[Data records for software interfaces]
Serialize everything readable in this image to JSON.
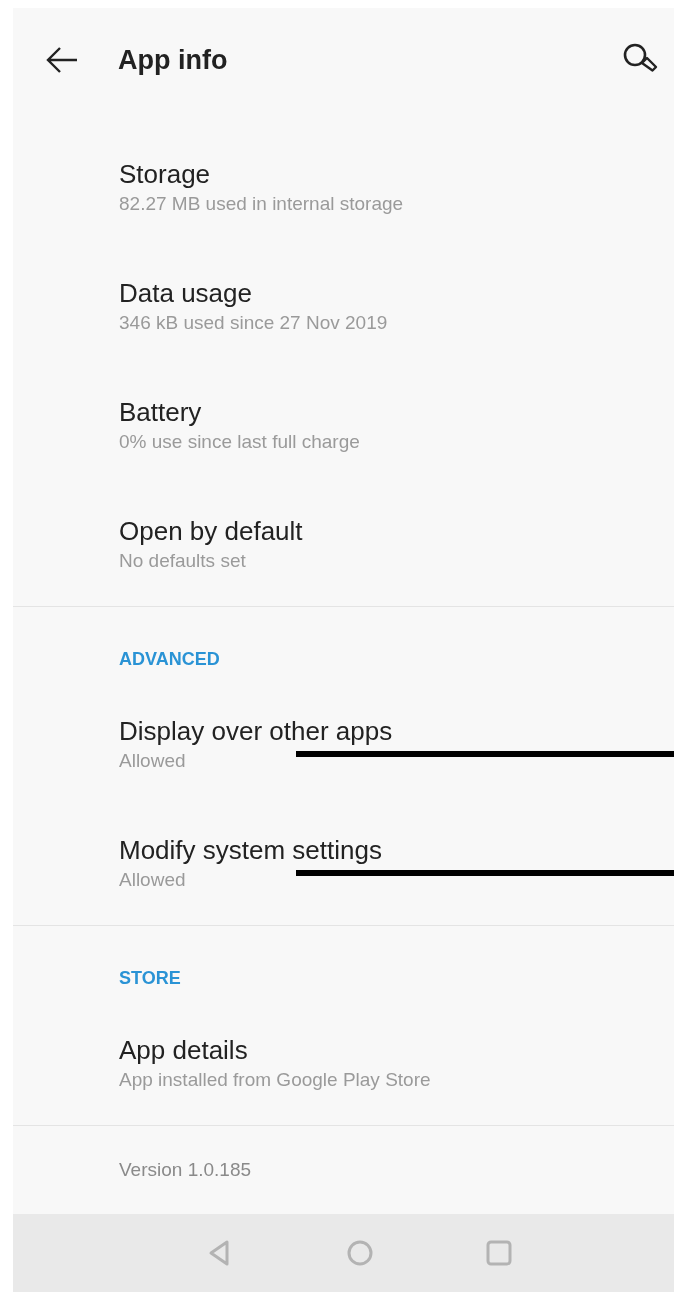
{
  "header": {
    "title": "App info"
  },
  "sections": [
    {
      "items": [
        {
          "title": "Storage",
          "summary": "82.27 MB used in internal storage",
          "redacted": false
        },
        {
          "title": "Data usage",
          "summary": "346 kB used since 27 Nov 2019",
          "redacted": false
        },
        {
          "title": "Battery",
          "summary": "0% use since last full charge",
          "redacted": false
        },
        {
          "title": "Open by default",
          "summary": "No defaults set",
          "redacted": false
        }
      ]
    },
    {
      "heading": "ADVANCED",
      "items": [
        {
          "title": "Display over other apps",
          "summary": "Allowed",
          "redacted": true
        },
        {
          "title": "Modify system settings",
          "summary": "Allowed",
          "redacted": true
        }
      ]
    },
    {
      "heading": "STORE",
      "items": [
        {
          "title": "App details",
          "summary": "App installed from Google Play Store",
          "redacted": false
        }
      ]
    }
  ],
  "version": "Version 1.0.185"
}
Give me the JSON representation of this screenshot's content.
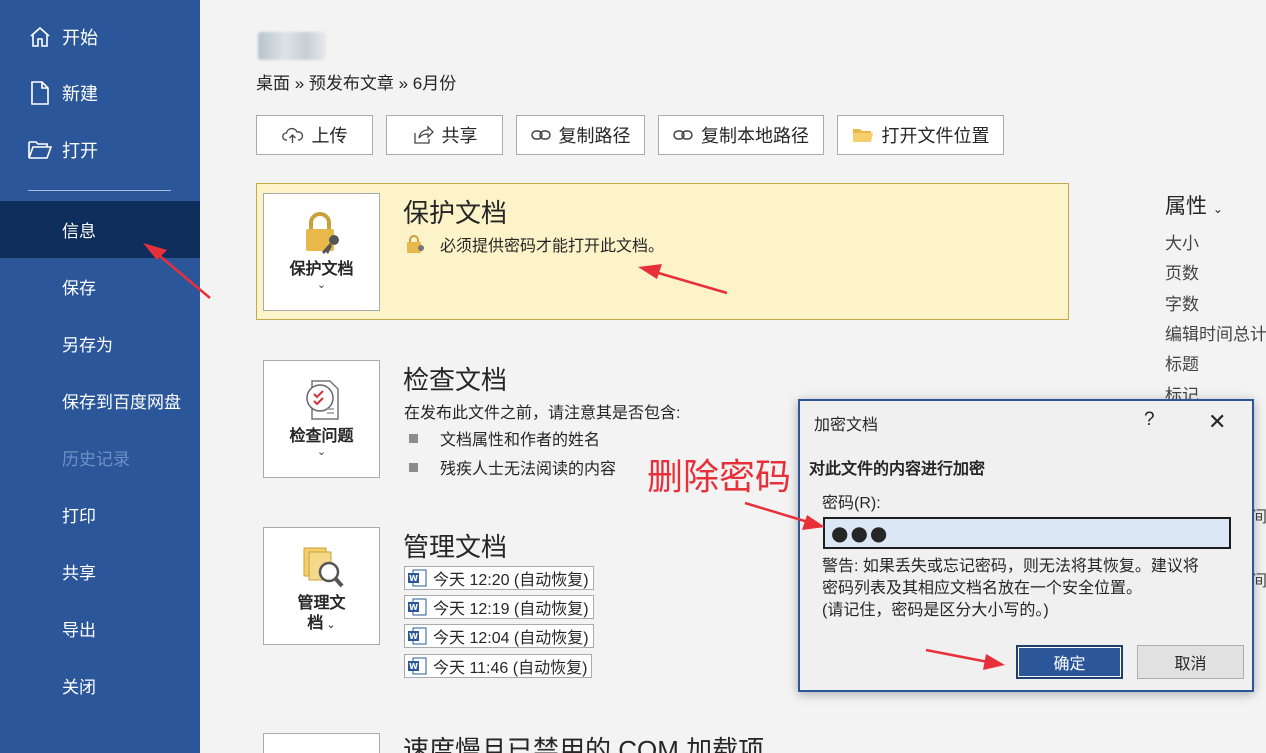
{
  "sidebar": {
    "top_items": [
      {
        "label": "开始",
        "icon": "home-icon"
      },
      {
        "label": "新建",
        "icon": "new-document-icon"
      },
      {
        "label": "打开",
        "icon": "open-folder-icon"
      }
    ],
    "items": [
      {
        "label": "信息",
        "state": "active"
      },
      {
        "label": "保存"
      },
      {
        "label": "另存为"
      },
      {
        "label": "保存到百度网盘"
      },
      {
        "label": "历史记录",
        "state": "disabled"
      },
      {
        "label": "打印"
      },
      {
        "label": "共享"
      },
      {
        "label": "导出"
      },
      {
        "label": "关闭"
      }
    ]
  },
  "header": {
    "breadcrumb": "桌面 » 预发布文章 » 6月份"
  },
  "toolbar": {
    "upload": "上传",
    "share": "共享",
    "copy_path": "复制路径",
    "copy_local_path": "复制本地路径",
    "open_location": "打开文件位置"
  },
  "protect": {
    "button_label": "保护文档",
    "title": "保护文档",
    "message": "必须提供密码才能打开此文档。"
  },
  "inspect": {
    "button_label": "检查问题",
    "title": "检查文档",
    "intro": "在发布此文件之前，请注意其是否包含:",
    "bullets": [
      "文档属性和作者的姓名",
      "残疾人士无法阅读的内容"
    ]
  },
  "manage": {
    "button_label_line1": "管理文",
    "button_label_line2": "档",
    "title": "管理文档",
    "versions": [
      "今天 12:20 (自动恢复)",
      "今天 12:19 (自动恢复)",
      "今天 12:04 (自动恢复)",
      "今天 11:46 (自动恢复)"
    ]
  },
  "bottom_section_title": "速度慢且已禁用的 COM 加载项",
  "properties": {
    "title": "属性",
    "items": [
      "大小",
      "页数",
      "字数",
      "编辑时间总计",
      "标题",
      "标记"
    ],
    "edge_fragments": [
      "间",
      "间"
    ]
  },
  "dialog": {
    "title": "加密文档",
    "help": "?",
    "close": "✕",
    "heading": "对此文件的内容进行加密",
    "label": "密码(R):",
    "password_value": "●●●",
    "warning_line1": "警告: 如果丢失或忘记密码，则无法将其恢复。建议将",
    "warning_line2": "密码列表及其相应文档名放在一个安全位置。",
    "warning_line3": "(请记住，密码是区分大小写的。)",
    "ok": "确定",
    "cancel": "取消"
  },
  "annotation": {
    "text": "删除密码",
    "color": "#e8303a"
  },
  "colors": {
    "sidebar": "#2b579a",
    "sidebar_active": "#0f2e5b",
    "protect_panel": "#fcf3c9"
  }
}
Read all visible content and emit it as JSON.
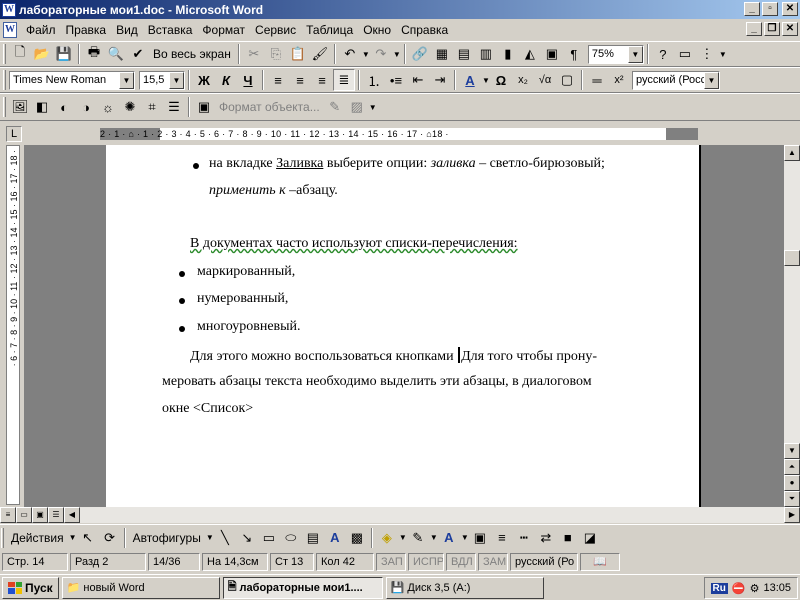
{
  "window": {
    "title": "лабораторные мои1.doc - Microsoft Word",
    "icon": "word-icon"
  },
  "menu": [
    "Файл",
    "Правка",
    "Вид",
    "Вставка",
    "Формат",
    "Сервис",
    "Таблица",
    "Окно",
    "Справка"
  ],
  "standard_toolbar": {
    "fullscreen_label": "Во весь экран",
    "zoom": "75%"
  },
  "formatting_toolbar": {
    "font": "Times New Roman",
    "size": "15,5",
    "language": "русский (Росс"
  },
  "picture_toolbar": {
    "format_object_label": "Формат объекта..."
  },
  "ruler": {
    "text": "2 · 1 · ⌂ · 1 · 2 · 3 · 4 · 5 · 6 · 7 · 8 · 9 · 10 · 11 · 12 · 13 · 14 · 15 · 16 · 17 · ⌂18 ·"
  },
  "vruler": {
    "text": "· 6 · 7 · 8 · 9 · 10 · 11 · 12 · 13 · 14 · 15 · 16 · 17 · 18 ·"
  },
  "document": {
    "l1_a": "на вкладке ",
    "l1_link": "Заливка",
    "l1_b": " выберите опции: ",
    "l1_italic": "заливка",
    "l1_c": " – светло-бирюзовый;",
    "l2_italic": "применить к",
    "l2_rest": " –абзацу.",
    "l3": "В документах часто используют списки-перечисления:",
    "list": [
      "маркированный,",
      "нумерованный,",
      "многоуровневый."
    ],
    "p_a": "Для  этого  можно  воспользоваться  кнопками ",
    "p_b": "Для  того  чтобы  прону-",
    "p_line2": "меровать  абзацы  текста  необходимо  выделить  эти  абзацы,  в  диалоговом",
    "p_line3": "окне <Список>"
  },
  "drawing_toolbar": {
    "actions": "Действия",
    "autoshapes": "Автофигуры"
  },
  "status": {
    "page": "Стр.  14",
    "section": "Разд  2",
    "pages": "14/36",
    "at": "На 14,3см",
    "line": "Ст  13",
    "col": "Кол  42",
    "rec": "ЗАП",
    "trk": "ИСПР",
    "ext": "ВДЛ",
    "ovr": "ЗАМ",
    "lang": "русский (Ро"
  },
  "taskbar": {
    "start": "Пуск",
    "tasks": [
      "новый Word",
      "лабораторные мои1....",
      "Диск 3,5 (A:)"
    ],
    "lang": "Ru",
    "time": "13:05"
  },
  "colors": {
    "title_start": "#0a246a",
    "title_end": "#a6caf0",
    "face": "#d4d0c8"
  }
}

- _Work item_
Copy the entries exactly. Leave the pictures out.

- _Written response_
Serialize everything readable in this image to JSON.
{
  "header": {
    "title": "App info"
  },
  "sections": [
    {
      "items": [
        {
          "title": "Storage",
          "summary": "82.27 MB used in internal storage",
          "redacted": false
        },
        {
          "title": "Data usage",
          "summary": "346 kB used since 27 Nov 2019",
          "redacted": false
        },
        {
          "title": "Battery",
          "summary": "0% use since last full charge",
          "redacted": false
        },
        {
          "title": "Open by default",
          "summary": "No defaults set",
          "redacted": false
        }
      ]
    },
    {
      "heading": "ADVANCED",
      "items": [
        {
          "title": "Display over other apps",
          "summary": "Allowed",
          "redacted": true
        },
        {
          "title": "Modify system settings",
          "summary": "Allowed",
          "redacted": true
        }
      ]
    },
    {
      "heading": "STORE",
      "items": [
        {
          "title": "App details",
          "summary": "App installed from Google Play Store",
          "redacted": false
        }
      ]
    }
  ],
  "version": "Version 1.0.185"
}
Give me the JSON representation of this screenshot's content.
{
  "sidebar": {
    "top_items": [
      {
        "label": "开始",
        "icon": "home-icon"
      },
      {
        "label": "新建",
        "icon": "new-document-icon"
      },
      {
        "label": "打开",
        "icon": "open-folder-icon"
      }
    ],
    "items": [
      {
        "label": "信息",
        "state": "active"
      },
      {
        "label": "保存"
      },
      {
        "label": "另存为"
      },
      {
        "label": "保存到百度网盘"
      },
      {
        "label": "历史记录",
        "state": "disabled"
      },
      {
        "label": "打印"
      },
      {
        "label": "共享"
      },
      {
        "label": "导出"
      },
      {
        "label": "关闭"
      }
    ]
  },
  "header": {
    "breadcrumb": "桌面 » 预发布文章 » 6月份"
  },
  "toolbar": {
    "upload": "上传",
    "share": "共享",
    "copy_path": "复制路径",
    "copy_local_path": "复制本地路径",
    "open_location": "打开文件位置"
  },
  "protect": {
    "button_label": "保护文档",
    "title": "保护文档",
    "message": "必须提供密码才能打开此文档。"
  },
  "inspect": {
    "button_label": "检查问题",
    "title": "检查文档",
    "intro": "在发布此文件之前，请注意其是否包含:",
    "bullets": [
      "文档属性和作者的姓名",
      "残疾人士无法阅读的内容"
    ]
  },
  "manage": {
    "button_label_line1": "管理文",
    "button_label_line2": "档",
    "title": "管理文档",
    "versions": [
      "今天 12:20 (自动恢复)",
      "今天 12:19 (自动恢复)",
      "今天 12:04 (自动恢复)",
      "今天 11:46 (自动恢复)"
    ]
  },
  "bottom_section_title": "速度慢且已禁用的 COM 加载项",
  "properties": {
    "title": "属性",
    "items": [
      "大小",
      "页数",
      "字数",
      "编辑时间总计",
      "标题",
      "标记"
    ],
    "edge_fragments": [
      "间",
      "间"
    ]
  },
  "dialog": {
    "title": "加密文档",
    "help": "?",
    "close": "✕",
    "heading": "对此文件的内容进行加密",
    "label": "密码(R):",
    "password_value": "●●●",
    "warning_line1": "警告: 如果丢失或忘记密码，则无法将其恢复。建议将",
    "warning_line2": "密码列表及其相应文档名放在一个安全位置。",
    "warning_line3": "(请记住，密码是区分大小写的。)",
    "ok": "确定",
    "cancel": "取消"
  },
  "annotation": {
    "text": "删除密码",
    "color": "#e8303a"
  },
  "colors": {
    "sidebar": "#2b579a",
    "sidebar_active": "#0f2e5b",
    "protect_panel": "#fcf3c9"
  }
}
Read all visible content and emit it as JSON.
{
  "window": {
    "title": "лабораторные мои1.doc - Microsoft Word",
    "icon": "word-icon"
  },
  "menu": [
    "Файл",
    "Правка",
    "Вид",
    "Вставка",
    "Формат",
    "Сервис",
    "Таблица",
    "Окно",
    "Справка"
  ],
  "standard_toolbar": {
    "fullscreen_label": "Во весь экран",
    "zoom": "75%"
  },
  "formatting_toolbar": {
    "font": "Times New Roman",
    "size": "15,5",
    "language": "русский (Росс"
  },
  "picture_toolbar": {
    "format_object_label": "Формат объекта..."
  },
  "ruler": {
    "text": "2 · 1 · ⌂ · 1 · 2 · 3 · 4 · 5 · 6 · 7 · 8 · 9 · 10 · 11 · 12 · 13 · 14 · 15 · 16 · 17 · ⌂18 ·"
  },
  "vruler": {
    "text": "· 6 · 7 · 8 · 9 · 10 · 11 · 12 · 13 · 14 · 15 · 16 · 17 · 18 ·"
  },
  "document": {
    "l1_a": "на вкладке ",
    "l1_link": "Заливка",
    "l1_b": " выберите опции: ",
    "l1_italic": "заливка",
    "l1_c": " – светло-бирюзовый;",
    "l2_italic": "применить к",
    "l2_rest": " –абзацу.",
    "l3": "В документах часто используют списки-перечисления:",
    "list": [
      "маркированный,",
      "нумерованный,",
      "многоуровневый."
    ],
    "p_a": "Для  этого  можно  воспользоваться  кнопками ",
    "p_b": "Для  того  чтобы  прону-",
    "p_line2": "меровать  абзацы  текста  необходимо  выделить  эти  абзацы,  в  диалоговом",
    "p_line3": "окне <Список>"
  },
  "drawing_toolbar": {
    "actions": "Действия",
    "autoshapes": "Автофигуры"
  },
  "status": {
    "page": "Стр.  14",
    "section": "Разд  2",
    "pages": "14/36",
    "at": "На 14,3см",
    "line": "Ст  13",
    "col": "Кол  42",
    "rec": "ЗАП",
    "trk": "ИСПР",
    "ext": "ВДЛ",
    "ovr": "ЗАМ",
    "lang": "русский (Ро"
  },
  "taskbar": {
    "start": "Пуск",
    "tasks": [
      "новый Word",
      "лабораторные мои1....",
      "Диск 3,5 (A:)"
    ],
    "lang": "Ru",
    "time": "13:05"
  },
  "colors": {
    "title_start": "#0a246a",
    "title_end": "#a6caf0",
    "face": "#d4d0c8"
  }
}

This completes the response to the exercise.